Task to complete> Filter the entries for the string "JSON". Copy each line that has it.

Data excerpts:
--------------------------------------------------

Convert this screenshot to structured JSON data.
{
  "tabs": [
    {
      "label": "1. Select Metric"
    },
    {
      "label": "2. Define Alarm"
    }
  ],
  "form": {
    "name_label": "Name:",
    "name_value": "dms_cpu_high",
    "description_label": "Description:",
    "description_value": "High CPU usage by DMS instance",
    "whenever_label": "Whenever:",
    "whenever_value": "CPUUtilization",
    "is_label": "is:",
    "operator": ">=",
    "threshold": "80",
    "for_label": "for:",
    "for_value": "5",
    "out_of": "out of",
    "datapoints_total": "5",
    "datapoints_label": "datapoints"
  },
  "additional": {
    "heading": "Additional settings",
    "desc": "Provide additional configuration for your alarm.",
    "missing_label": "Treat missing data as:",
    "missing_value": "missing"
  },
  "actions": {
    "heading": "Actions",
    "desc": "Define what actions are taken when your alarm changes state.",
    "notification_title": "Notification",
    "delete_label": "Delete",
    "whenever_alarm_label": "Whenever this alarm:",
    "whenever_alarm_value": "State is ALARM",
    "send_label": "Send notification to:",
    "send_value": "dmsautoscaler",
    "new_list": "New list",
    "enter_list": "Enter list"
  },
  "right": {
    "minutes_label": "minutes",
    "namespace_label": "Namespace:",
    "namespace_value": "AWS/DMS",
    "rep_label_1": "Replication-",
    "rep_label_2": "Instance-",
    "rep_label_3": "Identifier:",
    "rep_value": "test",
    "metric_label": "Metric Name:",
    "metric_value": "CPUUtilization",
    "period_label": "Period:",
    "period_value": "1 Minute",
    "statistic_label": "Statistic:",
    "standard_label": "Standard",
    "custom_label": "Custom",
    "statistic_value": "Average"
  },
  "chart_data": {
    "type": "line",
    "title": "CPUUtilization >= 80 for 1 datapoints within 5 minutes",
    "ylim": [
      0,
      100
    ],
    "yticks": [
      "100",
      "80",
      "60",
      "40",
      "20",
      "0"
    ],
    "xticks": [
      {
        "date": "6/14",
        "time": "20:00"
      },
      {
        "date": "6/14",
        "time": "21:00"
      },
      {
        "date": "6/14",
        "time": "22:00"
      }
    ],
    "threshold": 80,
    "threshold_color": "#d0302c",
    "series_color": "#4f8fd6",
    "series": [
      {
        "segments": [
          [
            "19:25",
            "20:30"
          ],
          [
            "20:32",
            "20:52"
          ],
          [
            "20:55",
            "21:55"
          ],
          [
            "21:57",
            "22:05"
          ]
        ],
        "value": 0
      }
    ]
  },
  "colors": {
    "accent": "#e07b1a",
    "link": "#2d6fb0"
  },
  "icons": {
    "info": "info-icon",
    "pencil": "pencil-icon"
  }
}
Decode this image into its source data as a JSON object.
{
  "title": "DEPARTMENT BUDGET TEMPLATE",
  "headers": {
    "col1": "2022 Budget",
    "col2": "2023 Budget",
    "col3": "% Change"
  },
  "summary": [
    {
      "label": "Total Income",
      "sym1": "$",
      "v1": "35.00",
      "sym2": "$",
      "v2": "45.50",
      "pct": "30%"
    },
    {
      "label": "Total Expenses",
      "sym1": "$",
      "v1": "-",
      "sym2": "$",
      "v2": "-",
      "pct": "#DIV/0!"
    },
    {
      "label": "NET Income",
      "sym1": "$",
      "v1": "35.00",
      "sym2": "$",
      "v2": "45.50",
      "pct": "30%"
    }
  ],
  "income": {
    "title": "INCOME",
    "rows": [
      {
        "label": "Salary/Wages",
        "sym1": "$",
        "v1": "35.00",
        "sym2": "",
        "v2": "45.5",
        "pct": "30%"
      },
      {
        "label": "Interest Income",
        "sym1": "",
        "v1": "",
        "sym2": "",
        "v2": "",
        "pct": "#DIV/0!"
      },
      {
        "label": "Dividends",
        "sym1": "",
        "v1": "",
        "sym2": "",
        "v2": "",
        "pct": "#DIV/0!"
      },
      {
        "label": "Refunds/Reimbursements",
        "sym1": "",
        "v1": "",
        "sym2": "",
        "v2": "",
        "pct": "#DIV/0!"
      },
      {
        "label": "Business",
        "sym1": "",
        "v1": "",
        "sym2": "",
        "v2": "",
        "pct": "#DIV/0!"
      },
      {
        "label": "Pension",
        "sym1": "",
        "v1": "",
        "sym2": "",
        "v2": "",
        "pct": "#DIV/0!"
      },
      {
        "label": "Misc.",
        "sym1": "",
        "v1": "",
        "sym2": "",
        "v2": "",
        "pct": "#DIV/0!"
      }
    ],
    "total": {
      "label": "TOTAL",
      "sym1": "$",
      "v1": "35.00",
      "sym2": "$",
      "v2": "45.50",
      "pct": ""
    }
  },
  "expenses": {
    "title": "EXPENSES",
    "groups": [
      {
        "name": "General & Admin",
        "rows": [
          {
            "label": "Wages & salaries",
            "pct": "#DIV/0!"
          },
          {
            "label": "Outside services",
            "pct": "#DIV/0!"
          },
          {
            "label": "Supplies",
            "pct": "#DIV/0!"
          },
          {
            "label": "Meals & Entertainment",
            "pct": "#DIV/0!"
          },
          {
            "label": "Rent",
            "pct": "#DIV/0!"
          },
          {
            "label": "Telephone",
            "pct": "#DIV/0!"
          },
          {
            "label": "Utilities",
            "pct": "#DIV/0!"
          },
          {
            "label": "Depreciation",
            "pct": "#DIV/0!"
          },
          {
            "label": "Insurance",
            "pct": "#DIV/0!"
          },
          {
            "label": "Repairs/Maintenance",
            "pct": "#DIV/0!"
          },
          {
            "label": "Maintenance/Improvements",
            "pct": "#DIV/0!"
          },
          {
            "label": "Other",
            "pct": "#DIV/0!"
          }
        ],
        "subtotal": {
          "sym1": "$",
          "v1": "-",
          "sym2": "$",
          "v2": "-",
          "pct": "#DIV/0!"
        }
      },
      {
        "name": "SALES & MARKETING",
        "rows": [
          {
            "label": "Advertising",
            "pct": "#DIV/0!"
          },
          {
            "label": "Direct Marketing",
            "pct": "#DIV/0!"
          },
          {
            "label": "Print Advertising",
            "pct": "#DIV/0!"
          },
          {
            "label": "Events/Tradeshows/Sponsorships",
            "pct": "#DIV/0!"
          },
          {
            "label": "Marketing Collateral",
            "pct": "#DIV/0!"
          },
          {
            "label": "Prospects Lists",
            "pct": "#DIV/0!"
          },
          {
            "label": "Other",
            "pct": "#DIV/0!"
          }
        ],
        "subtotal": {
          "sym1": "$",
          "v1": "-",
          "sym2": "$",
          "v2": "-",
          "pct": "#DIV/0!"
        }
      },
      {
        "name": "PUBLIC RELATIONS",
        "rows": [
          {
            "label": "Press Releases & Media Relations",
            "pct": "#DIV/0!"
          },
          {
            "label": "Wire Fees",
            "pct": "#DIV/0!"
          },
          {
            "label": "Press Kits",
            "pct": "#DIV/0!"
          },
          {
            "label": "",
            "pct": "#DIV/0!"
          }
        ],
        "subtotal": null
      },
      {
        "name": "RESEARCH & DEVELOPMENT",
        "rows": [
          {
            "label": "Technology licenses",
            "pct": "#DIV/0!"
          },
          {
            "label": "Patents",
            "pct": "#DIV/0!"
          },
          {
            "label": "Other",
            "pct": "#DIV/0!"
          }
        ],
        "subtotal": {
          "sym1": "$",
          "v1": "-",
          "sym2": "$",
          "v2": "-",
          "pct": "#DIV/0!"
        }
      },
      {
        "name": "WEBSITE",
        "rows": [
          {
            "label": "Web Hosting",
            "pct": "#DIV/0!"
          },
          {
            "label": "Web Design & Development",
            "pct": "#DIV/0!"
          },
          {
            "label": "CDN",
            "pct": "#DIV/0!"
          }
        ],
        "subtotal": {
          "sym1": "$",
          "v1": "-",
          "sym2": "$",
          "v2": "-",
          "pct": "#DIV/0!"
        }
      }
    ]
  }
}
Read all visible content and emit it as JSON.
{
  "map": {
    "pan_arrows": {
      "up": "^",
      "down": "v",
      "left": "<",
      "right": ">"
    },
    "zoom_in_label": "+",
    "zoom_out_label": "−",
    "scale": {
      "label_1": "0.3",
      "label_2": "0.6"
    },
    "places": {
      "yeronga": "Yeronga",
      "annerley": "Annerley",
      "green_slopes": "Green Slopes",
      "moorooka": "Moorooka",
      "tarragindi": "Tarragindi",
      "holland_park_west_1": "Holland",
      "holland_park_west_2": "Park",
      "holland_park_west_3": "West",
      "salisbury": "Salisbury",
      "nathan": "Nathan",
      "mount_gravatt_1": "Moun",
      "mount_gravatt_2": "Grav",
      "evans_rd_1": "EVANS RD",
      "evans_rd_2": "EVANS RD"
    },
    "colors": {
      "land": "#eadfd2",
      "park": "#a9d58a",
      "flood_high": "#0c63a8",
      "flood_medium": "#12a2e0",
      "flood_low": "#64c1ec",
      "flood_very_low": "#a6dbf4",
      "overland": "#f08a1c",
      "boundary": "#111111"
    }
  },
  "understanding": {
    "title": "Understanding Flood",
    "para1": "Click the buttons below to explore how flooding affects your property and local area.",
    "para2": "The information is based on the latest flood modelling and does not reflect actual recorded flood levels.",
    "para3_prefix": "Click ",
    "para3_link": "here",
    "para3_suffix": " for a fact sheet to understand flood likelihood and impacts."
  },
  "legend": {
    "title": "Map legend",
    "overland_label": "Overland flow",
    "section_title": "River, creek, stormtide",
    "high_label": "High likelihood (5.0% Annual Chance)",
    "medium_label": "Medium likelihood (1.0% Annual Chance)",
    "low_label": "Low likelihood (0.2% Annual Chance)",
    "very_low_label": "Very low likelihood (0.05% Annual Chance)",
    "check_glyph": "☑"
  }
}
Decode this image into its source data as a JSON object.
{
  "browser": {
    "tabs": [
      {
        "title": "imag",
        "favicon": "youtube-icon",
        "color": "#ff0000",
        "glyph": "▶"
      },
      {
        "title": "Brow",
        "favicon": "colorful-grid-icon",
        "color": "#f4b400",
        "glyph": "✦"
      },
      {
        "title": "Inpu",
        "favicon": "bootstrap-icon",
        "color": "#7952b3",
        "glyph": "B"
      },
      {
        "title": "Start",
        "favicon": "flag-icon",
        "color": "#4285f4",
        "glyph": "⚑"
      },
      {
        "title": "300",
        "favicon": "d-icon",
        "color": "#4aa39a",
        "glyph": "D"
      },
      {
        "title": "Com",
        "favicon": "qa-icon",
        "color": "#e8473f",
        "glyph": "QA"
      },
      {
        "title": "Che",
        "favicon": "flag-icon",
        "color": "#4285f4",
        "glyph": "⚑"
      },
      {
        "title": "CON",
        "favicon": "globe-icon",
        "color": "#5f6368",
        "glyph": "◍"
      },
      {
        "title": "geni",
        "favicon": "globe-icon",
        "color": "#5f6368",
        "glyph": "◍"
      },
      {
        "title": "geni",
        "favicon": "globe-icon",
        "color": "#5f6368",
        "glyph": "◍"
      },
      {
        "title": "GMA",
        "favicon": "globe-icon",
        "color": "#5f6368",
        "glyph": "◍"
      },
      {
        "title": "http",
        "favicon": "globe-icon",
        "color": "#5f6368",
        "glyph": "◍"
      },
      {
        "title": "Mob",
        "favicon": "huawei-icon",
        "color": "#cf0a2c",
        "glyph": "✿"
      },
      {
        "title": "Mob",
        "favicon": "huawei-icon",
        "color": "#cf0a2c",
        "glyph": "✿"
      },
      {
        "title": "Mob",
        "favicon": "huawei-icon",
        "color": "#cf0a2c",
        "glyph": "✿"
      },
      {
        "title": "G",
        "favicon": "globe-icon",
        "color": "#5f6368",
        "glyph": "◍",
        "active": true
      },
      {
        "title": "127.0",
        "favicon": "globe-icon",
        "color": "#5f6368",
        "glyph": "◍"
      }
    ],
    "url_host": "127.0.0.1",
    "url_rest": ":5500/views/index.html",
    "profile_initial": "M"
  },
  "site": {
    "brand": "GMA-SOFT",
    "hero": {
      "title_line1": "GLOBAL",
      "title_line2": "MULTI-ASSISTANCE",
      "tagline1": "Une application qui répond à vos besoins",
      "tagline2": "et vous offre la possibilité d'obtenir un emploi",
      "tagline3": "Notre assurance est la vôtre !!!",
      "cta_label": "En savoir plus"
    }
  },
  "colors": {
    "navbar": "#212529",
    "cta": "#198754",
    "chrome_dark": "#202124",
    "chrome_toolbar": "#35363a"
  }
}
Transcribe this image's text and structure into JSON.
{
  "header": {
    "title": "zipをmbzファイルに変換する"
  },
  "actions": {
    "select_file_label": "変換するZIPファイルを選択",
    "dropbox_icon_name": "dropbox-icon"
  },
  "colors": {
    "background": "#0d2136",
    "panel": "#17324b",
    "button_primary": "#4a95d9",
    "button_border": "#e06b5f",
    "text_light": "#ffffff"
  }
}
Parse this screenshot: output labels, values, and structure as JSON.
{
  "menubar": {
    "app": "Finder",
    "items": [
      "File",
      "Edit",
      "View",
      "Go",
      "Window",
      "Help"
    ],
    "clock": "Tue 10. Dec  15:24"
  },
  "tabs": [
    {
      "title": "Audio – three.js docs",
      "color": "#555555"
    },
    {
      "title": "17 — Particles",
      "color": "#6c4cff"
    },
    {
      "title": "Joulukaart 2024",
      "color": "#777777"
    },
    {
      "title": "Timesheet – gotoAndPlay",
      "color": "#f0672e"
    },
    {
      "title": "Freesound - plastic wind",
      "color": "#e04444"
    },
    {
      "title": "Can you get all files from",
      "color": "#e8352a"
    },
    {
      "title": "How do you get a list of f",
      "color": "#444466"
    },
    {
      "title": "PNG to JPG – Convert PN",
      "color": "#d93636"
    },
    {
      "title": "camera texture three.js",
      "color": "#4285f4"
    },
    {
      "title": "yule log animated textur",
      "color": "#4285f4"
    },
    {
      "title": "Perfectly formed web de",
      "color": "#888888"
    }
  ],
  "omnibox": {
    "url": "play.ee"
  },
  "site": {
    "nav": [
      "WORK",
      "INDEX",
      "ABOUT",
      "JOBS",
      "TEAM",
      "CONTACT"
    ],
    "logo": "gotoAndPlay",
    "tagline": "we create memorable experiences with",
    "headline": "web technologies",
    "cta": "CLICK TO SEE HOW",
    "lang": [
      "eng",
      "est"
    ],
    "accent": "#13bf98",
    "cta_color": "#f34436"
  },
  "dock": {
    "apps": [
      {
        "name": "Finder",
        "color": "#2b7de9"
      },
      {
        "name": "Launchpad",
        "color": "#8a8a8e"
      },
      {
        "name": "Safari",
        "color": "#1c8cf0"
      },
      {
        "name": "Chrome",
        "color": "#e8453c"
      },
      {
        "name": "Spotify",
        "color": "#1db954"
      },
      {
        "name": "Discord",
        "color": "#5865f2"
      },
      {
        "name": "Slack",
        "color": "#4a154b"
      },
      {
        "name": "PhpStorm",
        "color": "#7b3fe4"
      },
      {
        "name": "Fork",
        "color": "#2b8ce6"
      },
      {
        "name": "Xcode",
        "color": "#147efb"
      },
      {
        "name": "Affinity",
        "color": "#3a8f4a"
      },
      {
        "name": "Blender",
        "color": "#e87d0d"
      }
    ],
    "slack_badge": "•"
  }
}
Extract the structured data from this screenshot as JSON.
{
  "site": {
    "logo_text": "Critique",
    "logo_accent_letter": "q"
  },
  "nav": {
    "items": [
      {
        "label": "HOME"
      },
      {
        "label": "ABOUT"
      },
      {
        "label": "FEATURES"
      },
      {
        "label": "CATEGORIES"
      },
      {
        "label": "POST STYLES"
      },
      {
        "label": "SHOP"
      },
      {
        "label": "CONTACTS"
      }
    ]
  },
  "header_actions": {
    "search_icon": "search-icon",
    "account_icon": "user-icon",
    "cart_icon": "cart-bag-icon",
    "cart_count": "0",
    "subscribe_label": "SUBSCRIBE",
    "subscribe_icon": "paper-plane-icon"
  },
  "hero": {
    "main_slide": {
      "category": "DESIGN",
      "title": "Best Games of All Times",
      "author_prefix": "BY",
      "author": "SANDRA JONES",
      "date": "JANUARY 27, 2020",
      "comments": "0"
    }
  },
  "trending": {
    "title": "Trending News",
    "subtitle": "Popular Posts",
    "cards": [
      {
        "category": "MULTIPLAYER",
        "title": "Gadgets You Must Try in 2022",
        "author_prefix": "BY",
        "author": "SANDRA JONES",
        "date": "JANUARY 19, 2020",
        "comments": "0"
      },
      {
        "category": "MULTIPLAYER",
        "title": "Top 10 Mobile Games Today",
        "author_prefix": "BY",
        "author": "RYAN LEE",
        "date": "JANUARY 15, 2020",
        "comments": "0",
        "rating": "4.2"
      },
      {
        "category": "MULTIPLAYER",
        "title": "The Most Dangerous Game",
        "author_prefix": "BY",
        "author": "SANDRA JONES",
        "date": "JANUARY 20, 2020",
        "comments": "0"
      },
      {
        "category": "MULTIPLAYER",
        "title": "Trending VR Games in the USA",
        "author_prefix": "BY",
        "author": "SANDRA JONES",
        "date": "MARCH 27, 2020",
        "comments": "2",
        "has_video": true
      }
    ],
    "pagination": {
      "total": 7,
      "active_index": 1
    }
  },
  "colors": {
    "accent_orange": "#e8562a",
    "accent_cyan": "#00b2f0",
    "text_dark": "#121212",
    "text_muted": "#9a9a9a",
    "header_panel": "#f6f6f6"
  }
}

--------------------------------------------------

Solution for this exercise>
Convert this screenshot to structured JSON data.
Decode this image into its source data as a JSON object.
Read all visible content and emit it as JSON.
Decode this image into its source data as a JSON object.
Transcribe this image's text and structure into JSON.
Parse this screenshot: output labels, values, and structure as JSON.
Extract the structured data from this screenshot as JSON.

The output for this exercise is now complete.